**** DATASET RECORDS ****
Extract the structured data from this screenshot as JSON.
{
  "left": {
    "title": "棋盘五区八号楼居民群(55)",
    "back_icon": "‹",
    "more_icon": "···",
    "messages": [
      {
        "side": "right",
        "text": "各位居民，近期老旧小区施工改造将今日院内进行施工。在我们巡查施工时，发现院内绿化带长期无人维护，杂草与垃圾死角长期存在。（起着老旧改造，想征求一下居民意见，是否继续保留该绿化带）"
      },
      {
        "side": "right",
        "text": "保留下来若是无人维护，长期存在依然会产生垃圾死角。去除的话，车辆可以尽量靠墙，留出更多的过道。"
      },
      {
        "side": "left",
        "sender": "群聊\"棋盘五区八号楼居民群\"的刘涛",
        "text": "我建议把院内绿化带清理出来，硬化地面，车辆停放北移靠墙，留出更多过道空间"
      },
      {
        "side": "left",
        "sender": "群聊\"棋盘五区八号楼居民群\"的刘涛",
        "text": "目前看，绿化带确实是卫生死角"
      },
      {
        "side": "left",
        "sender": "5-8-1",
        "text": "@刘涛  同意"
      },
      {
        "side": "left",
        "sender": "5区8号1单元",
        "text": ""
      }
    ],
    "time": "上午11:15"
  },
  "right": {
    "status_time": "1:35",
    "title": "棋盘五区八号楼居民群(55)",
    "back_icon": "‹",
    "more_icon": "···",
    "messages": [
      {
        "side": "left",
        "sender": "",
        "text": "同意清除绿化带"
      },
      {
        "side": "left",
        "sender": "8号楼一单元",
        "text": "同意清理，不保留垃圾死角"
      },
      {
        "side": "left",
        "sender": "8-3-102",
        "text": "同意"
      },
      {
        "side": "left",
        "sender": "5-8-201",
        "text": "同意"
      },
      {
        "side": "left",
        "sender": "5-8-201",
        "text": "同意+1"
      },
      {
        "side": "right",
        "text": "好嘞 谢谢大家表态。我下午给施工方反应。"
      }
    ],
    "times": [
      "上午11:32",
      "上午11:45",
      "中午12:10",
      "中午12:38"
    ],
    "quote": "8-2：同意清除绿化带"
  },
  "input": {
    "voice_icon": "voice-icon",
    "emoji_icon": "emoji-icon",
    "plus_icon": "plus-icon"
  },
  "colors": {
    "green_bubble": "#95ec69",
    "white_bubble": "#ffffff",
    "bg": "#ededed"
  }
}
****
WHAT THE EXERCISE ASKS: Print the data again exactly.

SOLUTION FOR THIS EXERCISE:
Extract the structured data from this screenshot as JSON.
{
  "left": {
    "title": "棋盘五区八号楼居民群(55)",
    "back_icon": "‹",
    "more_icon": "···",
    "messages": [
      {
        "side": "right",
        "text": "各位居民，近期老旧小区施工改造将今日院内进行施工。在我们巡查施工时，发现院内绿化带长期无人维护，杂草与垃圾死角长期存在。（起着老旧改造，想征求一下居民意见，是否继续保留该绿化带）"
      },
      {
        "side": "right",
        "text": "保留下来若是无人维护，长期存在依然会产生垃圾死角。去除的话，车辆可以尽量靠墙，留出更多的过道。"
      },
      {
        "side": "left",
        "sender": "群聊\"棋盘五区八号楼居民群\"的刘涛",
        "text": "我建议把院内绿化带清理出来，硬化地面，车辆停放北移靠墙，留出更多过道空间"
      },
      {
        "side": "left",
        "sender": "群聊\"棋盘五区八号楼居民群\"的刘涛",
        "text": "目前看，绿化带确实是卫生死角"
      },
      {
        "side": "left",
        "sender": "5-8-1",
        "text": "@刘涛  同意"
      },
      {
        "side": "left",
        "sender": "5区8号1单元",
        "text": ""
      }
    ],
    "time": "上午11:15"
  },
  "right": {
    "status_time": "1:35",
    "title": "棋盘五区八号楼居民群(55)",
    "back_icon": "‹",
    "more_icon": "···",
    "messages": [
      {
        "side": "left",
        "sender": "",
        "text": "同意清除绿化带"
      },
      {
        "side": "left",
        "sender": "8号楼一单元",
        "text": "同意清理，不保留垃圾死角"
      },
      {
        "side": "left",
        "sender": "8-3-102",
        "text": "同意"
      },
      {
        "side": "left",
        "sender": "5-8-201",
        "text": "同意"
      },
      {
        "side": "left",
        "sender": "5-8-201",
        "text": "同意+1"
      },
      {
        "side": "right",
        "text": "好嘞 谢谢大家表态。我下午给施工方反应。"
      }
    ],
    "times": [
      "上午11:32",
      "上午11:45",
      "中午12:10",
      "中午12:38"
    ],
    "quote": "8-2：同意清除绿化带"
  },
  "input": {
    "voice_icon": "voice-icon",
    "emoji_icon": "emoji-icon",
    "plus_icon": "plus-icon"
  },
  "colors": {
    "green_bubble": "#95ec69",
    "white_bubble": "#ffffff",
    "bg": "#ededed"
  }
}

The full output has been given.